A young mother with a newborn baby has been left in limbo over when she will next be reunited with her mine worker husband due to Queensland’s strict border restrictions.
Laura Goff, 29, and Chris Bennett, 27, welcomed their daughter Adalyn at the end of July in Wangi Wangi, Lake Macquarie, NSW.
But six weeks later, Mr Bennett, a fitter in mines at Moranbah in North Queensland, was forced to leave his loved ones behind to return to his week-on-week-off work schedule in north Queensland.
Queensland’s mandatory $2,800 two-week hotel quarantine for anyone entering the state from NSW will make it impossible for the young father to return to see his family during his days off.
Lake Macquarie couple Laura Goff, 29, and Chris Bennett, 27, welcomed their daughter Adalyn (pictured together) to the world in July
Ms Goff doesn’t even know when she will see her husband again, and is grappling with raising and watching seven-week-old daughter Adalyn meet milestones on her own.
‘I try not to get too caught up in the fact that he works away because that’s entirely our choice, but it is hard knowing that I don’t know when he is going to come back,’ she told the Newcastle Herald.
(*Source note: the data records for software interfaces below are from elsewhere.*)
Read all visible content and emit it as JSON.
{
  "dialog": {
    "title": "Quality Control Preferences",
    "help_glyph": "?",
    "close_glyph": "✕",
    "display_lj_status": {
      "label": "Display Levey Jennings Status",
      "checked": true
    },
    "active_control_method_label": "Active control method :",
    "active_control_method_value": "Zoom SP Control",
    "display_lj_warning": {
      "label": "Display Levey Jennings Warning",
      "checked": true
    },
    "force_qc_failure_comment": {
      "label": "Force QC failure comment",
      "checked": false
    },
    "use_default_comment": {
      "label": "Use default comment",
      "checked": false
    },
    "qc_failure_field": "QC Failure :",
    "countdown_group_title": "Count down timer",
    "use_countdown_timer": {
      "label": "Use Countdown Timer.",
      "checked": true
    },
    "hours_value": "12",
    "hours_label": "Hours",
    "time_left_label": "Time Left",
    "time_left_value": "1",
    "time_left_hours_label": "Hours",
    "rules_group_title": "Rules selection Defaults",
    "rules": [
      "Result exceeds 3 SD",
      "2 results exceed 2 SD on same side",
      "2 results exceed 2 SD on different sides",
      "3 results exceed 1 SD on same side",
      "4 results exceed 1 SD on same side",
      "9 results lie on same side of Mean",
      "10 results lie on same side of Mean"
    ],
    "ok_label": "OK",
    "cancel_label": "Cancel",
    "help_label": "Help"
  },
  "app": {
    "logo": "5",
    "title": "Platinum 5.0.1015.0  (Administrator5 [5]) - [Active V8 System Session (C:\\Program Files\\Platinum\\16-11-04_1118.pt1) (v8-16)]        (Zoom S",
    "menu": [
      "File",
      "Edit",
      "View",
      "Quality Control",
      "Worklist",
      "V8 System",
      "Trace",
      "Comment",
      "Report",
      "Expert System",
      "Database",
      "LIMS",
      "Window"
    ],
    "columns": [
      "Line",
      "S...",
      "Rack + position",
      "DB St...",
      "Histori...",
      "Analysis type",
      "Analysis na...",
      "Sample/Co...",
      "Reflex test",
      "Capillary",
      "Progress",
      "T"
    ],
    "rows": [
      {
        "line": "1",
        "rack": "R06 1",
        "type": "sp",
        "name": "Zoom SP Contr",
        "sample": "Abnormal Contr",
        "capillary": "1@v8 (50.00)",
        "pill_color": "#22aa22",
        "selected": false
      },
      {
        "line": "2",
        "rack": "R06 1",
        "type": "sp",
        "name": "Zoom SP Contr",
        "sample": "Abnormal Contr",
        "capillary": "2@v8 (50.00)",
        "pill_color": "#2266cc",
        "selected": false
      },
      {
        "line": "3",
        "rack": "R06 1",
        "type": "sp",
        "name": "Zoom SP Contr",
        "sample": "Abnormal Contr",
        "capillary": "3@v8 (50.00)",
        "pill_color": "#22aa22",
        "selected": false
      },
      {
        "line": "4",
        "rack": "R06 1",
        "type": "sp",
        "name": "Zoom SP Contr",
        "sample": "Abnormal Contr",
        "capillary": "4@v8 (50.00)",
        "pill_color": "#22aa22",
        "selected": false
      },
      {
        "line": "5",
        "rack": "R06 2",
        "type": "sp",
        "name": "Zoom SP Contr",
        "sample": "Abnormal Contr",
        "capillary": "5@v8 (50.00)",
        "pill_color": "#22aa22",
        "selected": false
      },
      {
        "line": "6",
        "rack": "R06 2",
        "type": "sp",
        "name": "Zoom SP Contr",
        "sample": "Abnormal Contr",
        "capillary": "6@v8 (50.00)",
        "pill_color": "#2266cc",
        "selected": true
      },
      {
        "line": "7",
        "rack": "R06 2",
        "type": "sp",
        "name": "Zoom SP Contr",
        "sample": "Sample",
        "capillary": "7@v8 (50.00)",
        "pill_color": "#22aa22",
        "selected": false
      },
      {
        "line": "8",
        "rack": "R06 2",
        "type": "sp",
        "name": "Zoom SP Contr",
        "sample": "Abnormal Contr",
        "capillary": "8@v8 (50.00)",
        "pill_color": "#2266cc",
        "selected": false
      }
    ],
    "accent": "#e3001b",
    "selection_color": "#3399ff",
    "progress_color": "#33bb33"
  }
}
‘He usually comes back and we get a full week of family stuff, but we just don’t get that at the moment.’
Mr Bennett is currently in hotel quarantine in Brisbane, where he spent his first Father’s Day alone.
The young father said it was hard leaving his newborn family last month not knowing when he would see them again.
Annastacia Palaszczuk has faced growing criticism of her tough border restrictions, including from national politicians who argue it is drastically impacting the Australian economy.
The premier’s policy has also been slammed for double standards, after a pregnant NSW woman lost one of her unborn twins after being denied entry to a nearby QLD hospital, while 400 AFL employees and their families were openly welcomed into the state.
Ms Goff is now alone with their seven-weekk-old daughter after Mr Bennett, a FIFO worker, returned to far north Queensland last month
Ms Goff said it was frustrating watching the league families get special treatment and enjoy quarantine in a lavish private resort while others are forced to pay.
‘They’ve just let a whole football code go over the border and stay in a hotel, with their wives having cocktails with each other not social distancing at the swim-up bar, and Chris is in quarantine and I’m trying to take photos and videos of our baby smiling for the first time so he is not missing out,’ she said.
The couple, who have been together three years, had lived in Airlie Beach but relocated to NSW in January to be closer to family ahead of their daughter’s birth.
They are now considering the possibility of moving back north if the border remains shut long-term.
Mr Bennett has been a FIFO worker for six years, an irregular lifestyle the couple have acclimatised to in return for the financial benefits.
While they have accepted the harsh work schedule, they are disheartened by the inflexibility of Queensland’s border policy which is preventing the young family from spending time together.
Mr Bennett works a seven-days-on-seven-days-off roster as a fitter at mines in far north Queensland. Workers are pictured at the Caval ridge coal mine near Moranbah in 2014
When states shut down borders as the coronavirus outbreak unfurled in March, Mr Bennett became stuck in QLD for three months while a pregnant Ms Goff was in NSW.
To their relief, the border’s reopened in July as their due date loomed and Mr Bennett flew home.
During that time, Adalyn arrived early and the mine worker took six weeks off to spend with his girls.
Mr Bennett said the issue was not knowing when he would he would be home or being given any clear guidelines by the Queensland government.
Adding to their frustration, their are no active cases of COVID-19 in the hunter region where the young family are based.
Mr Bennett said about 20 of his colleagues from NSW or Victoria are also unable to see their families due to the strict measures.
The Queensland government considers all of NSW a COVID-19 hotspot, with Ms Palasczuk banning residents from freely entering the state until NSW enjoys two incubation periods (14 days) without community transmission.
Ms Goff said it has been hard not knowing when her husband will return home from Queensland as strict border restrictions make it unfeasible for him to visit on his days off